After-school groups also are overseen by Youth and Family Services, and those groups focus on teen anger, a at-risk adolescent girls and  elementary students.

In the area of family therapy, Youth and Family Services employs a family specialist who visits homes and works within the family system.

In addition to the family specialist, all Youth and Family Services therapist see families, and there currently are 19 mental health professionals on staff, Hall said.

Parenting classes are available though Youth and Family Services.

“They are for any parent who feels like they need them,” Hall said.

Parents who may not be able to pay can apply for grants to help provide those services.

“We never turn anyone away,” said Hall.

Substance abuse programs are available, including first-time offender classes and drug assessments.

Youth and Family Services has been in business in Enid since 1974 and also offers play, art and cognitive therapy.

A mentoring program is available for at-risk youth, and Youth and Family Services also has an emergency youth shelter.

Text Only
Health and Wellness 2011
  • Cover.jpg Health and Wellness 2011

    One of the attributes of living in Enid and Northwest Oklahoma is the abundant pride residents have in its people, land and businesses. The 2011 News & Eagle Progress edition highlights these areas and pays tribute to all of those who make our region shine 7 days a week, 365 days a year.

    February 19, 2011 1 Photo

  • Jeff_Tarrant_Mug_BV.jpg Local hospitals watch reform

    Personnel with St. Mary’s Regional Medical Center and Integris Bass Baptist Health Center are examining carefully how major federal health care legislation will have an impact in coming years.

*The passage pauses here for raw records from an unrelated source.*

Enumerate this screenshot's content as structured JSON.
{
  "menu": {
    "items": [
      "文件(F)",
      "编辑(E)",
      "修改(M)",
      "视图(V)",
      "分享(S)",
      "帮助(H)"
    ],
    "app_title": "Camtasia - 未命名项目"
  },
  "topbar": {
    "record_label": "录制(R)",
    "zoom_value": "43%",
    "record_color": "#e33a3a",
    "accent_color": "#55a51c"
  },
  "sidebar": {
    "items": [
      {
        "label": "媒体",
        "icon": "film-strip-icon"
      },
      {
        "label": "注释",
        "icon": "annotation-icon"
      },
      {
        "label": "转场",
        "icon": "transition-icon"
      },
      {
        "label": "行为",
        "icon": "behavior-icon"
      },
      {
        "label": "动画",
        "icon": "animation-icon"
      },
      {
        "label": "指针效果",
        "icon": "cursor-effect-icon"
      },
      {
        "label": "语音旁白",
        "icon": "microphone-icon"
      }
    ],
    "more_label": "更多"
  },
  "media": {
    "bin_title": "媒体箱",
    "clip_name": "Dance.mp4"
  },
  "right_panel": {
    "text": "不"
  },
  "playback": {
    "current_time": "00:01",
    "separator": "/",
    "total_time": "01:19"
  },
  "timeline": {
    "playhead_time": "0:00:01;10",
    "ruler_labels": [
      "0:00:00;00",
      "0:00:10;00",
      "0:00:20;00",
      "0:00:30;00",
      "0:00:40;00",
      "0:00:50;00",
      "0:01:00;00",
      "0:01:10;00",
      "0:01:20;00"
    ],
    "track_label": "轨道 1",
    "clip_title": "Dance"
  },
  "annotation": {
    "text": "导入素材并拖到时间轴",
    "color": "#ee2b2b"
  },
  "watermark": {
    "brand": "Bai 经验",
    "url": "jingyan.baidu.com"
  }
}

    February 19, 2011 2 Photos

  • Integris_Heart_1_BH.jpg Their heart’s in health care

    Construction for the 16,000-square-foot Integris Heart and Vascular Institute of Northwest Oklahoma, across from the hospital’s main campus at 600 S. Monroe, has been ongoing since last year, and hospital personnel are getting anxious to open the building for patients. The center is slated to open in March.

    February 19, 2011 2 Photos

  • StMarys_2_BV.jpg Don’t want to keep them waiting

    "They don’t come here to be registered. They come here to have their blood drawn or whatever.” — Steven Moore, financial liaison, St. Mary’s Regional Medical Center

    February 19, 2011 2 Photos

  • gym_TRX_1_BH.jpg Brand new TRX

    TRX is a portable leveraged bodyweight machine that allows clients to do hundreds of exercises to build power, strength, flexibility, balance and mobility and prevent injuries.

    February 19, 2011 3 Photos

  • School_Nurse_BH.jpg Times are changing

    "It isn’t Band-Aids and boo-boos. It’s a lot more comprehensive than I imagined.” — Joanie McIntyre, school nurse, Enid Public Schools

    February 19, 2011 1 Photo

  • Hospices.jpg Giving up? They’re just getting started

    "People think hospice is giving up, but that isn’t what it is." — Kristi Browne, Ross Health Care

    February 19, 2011 1 Photo

  • GraceCareCompanionServices_BV.jpg There’s no place like home

    The home health field is a way for a number of patients to receive the care they need while staying home.

    February 19, 2011 1 Photo

  • YFS_Buckley_Randolph_BH.jpg Forming a mental picture

    Osborne said one of the most important things someone can learn in counseling is how to make the right choices — decisions “that will benefit themselves and their families” — in any situation.

    February 19, 2011 1 Photo

  • Y_Cardio_2_BH.jpg Fitting right in

    Kim Boeckman, senior program director at Denny Price Family YMCA, said a good cardiovascular workout can improve overall health.

    February 19, 2011 2 Photos